“Compared to other major agricultural centres, such as the Black Sea nations, there is a lot less geopolitical risk when buying Australian assets.”
Ms Moore said pension fund investors would not be deterred by the year to year volatility in earnings.
“They take a very long term view with their investments.”
Mr Morison said the Canadian investors had looked for specific characteristics when making their purchases.
“The trend has been for corporate to corporate deals not farmer-owned land.”
“They have also been looking to accumulate assets of a certain size and scale, you look at BFB or Websters they are not looking for small scale options.”
Mr Morison said the offer for Webster showed the drought and the controversy over water rights in the Murray Darling Basin was not deterring international investment in the region.
“They will be in this for the long run and I think they will go into it knowing that two out of ten years in Australia are hit by drought.
“The investors would be hoping they’ve seen those two droughts in the last two years and that things improve from here.”
“In the long term I think Australian ag’s future is strong, we just have to endure the current situation with the drought.”
The spectacular returns on offer in the nut industry would also be a factor Mr Morison said.
“With the margins in things like almonds at present the investors would be aware you can pay these record prices for water and still make a profit so there is good scope there when water prices come back.”
On a macro level, Mr Morison said Canadian investors had been looking at asset classes such as infrastructure and agriculture.
“There has been money put into pipelines and roads and there is an appetite for land and the capital appreciation we are seeing there.
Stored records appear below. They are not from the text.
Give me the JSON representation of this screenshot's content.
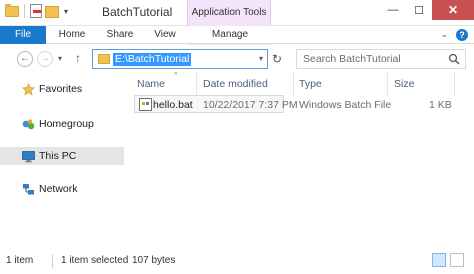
{
  "window": {
    "title": "BatchTutorial",
    "contextual_tab_group": "Application Tools",
    "minimize_glyph": "—",
    "maximize_glyph": "☐",
    "close_glyph": "✕"
  },
  "ribbon": {
    "tabs": [
      "File",
      "Home",
      "Share",
      "View",
      "Manage"
    ],
    "expand_glyph": "⌄",
    "help_glyph": "?"
  },
  "nav": {
    "back_glyph": "←",
    "forward_glyph": "→",
    "recent_glyph": "▾",
    "up_glyph": "↑",
    "address": "E:\\BatchTutorial",
    "address_dd_glyph": "▾",
    "refresh_glyph": "↻",
    "search_placeholder": "Search BatchTutorial"
  },
  "navpane": {
    "items": [
      {
        "label": "Favorites",
        "icon": "star-icon"
      },
      {
        "label": "Homegroup",
        "icon": "homegroup-icon"
      },
      {
        "label": "This PC",
        "icon": "computer-icon"
      },
      {
        "label": "Network",
        "icon": "network-icon"
      }
    ]
  },
  "columns": [
    "Name",
    "Date modified",
    "Type",
    "Size"
  ],
  "sort_glyph": "^",
  "files": [
    {
      "name": "hello.bat",
      "date_modified": "10/22/2017 7:37 PM",
      "type": "Windows Batch File",
      "size": "1 KB"
    }
  ],
  "status": {
    "item_count": "1 item",
    "selection": "1 item selected",
    "selection_size": "107 bytes"
  },
  "colors": {
    "accent": "#1979ca",
    "selection": "#3399ff",
    "context_tab": "#f3e3fb",
    "close_button": "#c75050"
  }
}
“Looking at the big picture they see the food story as something that becomes more important as time goes on.”
Culturally, Mr Morison said Canadians found it easy to work in Australia.
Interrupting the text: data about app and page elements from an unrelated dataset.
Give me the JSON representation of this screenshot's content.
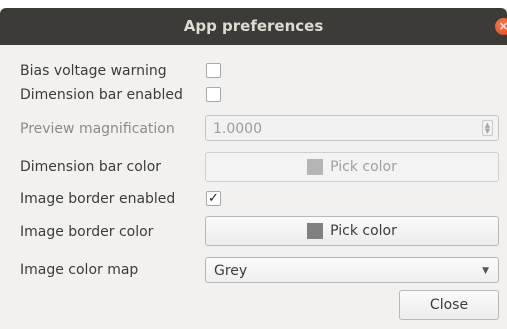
{
  "window": {
    "title": "App preferences"
  },
  "fields": {
    "bias_voltage_warning": {
      "label": "Bias voltage warning",
      "checked": false
    },
    "dimension_bar_enabled": {
      "label": "Dimension bar enabled",
      "checked": false
    },
    "preview_magnification": {
      "label": "Preview magnification",
      "value": "1.0000",
      "enabled": false
    },
    "dimension_bar_color": {
      "label": "Dimension bar color",
      "button_label": "Pick color",
      "swatch_color": "#b5b5b5",
      "enabled": false
    },
    "image_border_enabled": {
      "label": "Image border enabled",
      "checked": true,
      "checkmark": "✓"
    },
    "image_border_color": {
      "label": "Image border color",
      "button_label": "Pick color",
      "swatch_color": "#808080",
      "enabled": true
    },
    "image_color_map": {
      "label": "Image color map",
      "selected": "Grey"
    }
  },
  "buttons": {
    "close_label": "Close"
  },
  "icons": {
    "window_close": "close-icon",
    "combo_arrow": "chevron-down-icon",
    "spin_arrows": "spin-arrows-icon"
  },
  "colors": {
    "titlebar": "#3c3b37",
    "close_button": "#e0471d",
    "dialog_background": "#f2f1f0"
  }
}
“With both our agriculture industries we are export orientated rather than looking at just the domestic market, with relatively small population bases we need to look beyond our doorstep.
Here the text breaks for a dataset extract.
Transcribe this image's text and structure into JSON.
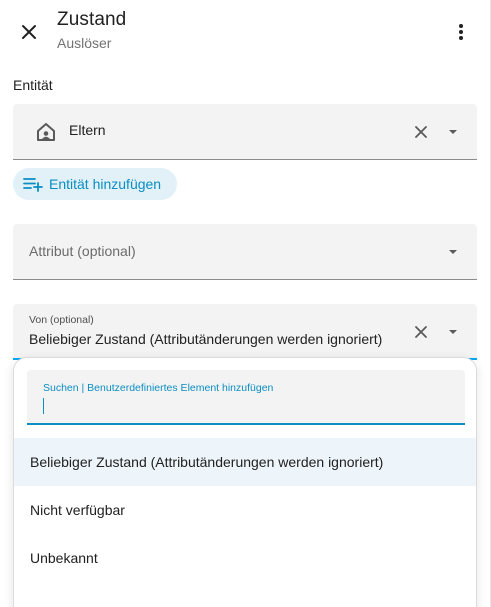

“Australia is the logical place for them to invest if they want to be exposed to agriculture but to look overseas, where else would you look that has the same security and ease of doing business?”
Landmark includes the Dalgety business with which I was involved for nearly 30 years. Frederick Gonnerman Dalgety, the founder of the business, whilst of Scottish ancestry was actually born in Canada, so it’s the full turn of the wheel. Following the merger with Ruralco they intend to rename the enlarged business. I have suggested that they could do worse than renaming it “Dalgety”. But, they are not biting.
The Webster business that PSP are buying includes Tandou where I was on the Board and I still have a few shares. Happy to take $2 for them. The Webster takeover of Tandou was all paper in the form of Webster shares and the PSP offer means that those Tandou shareholders who stayed in have done well out of them.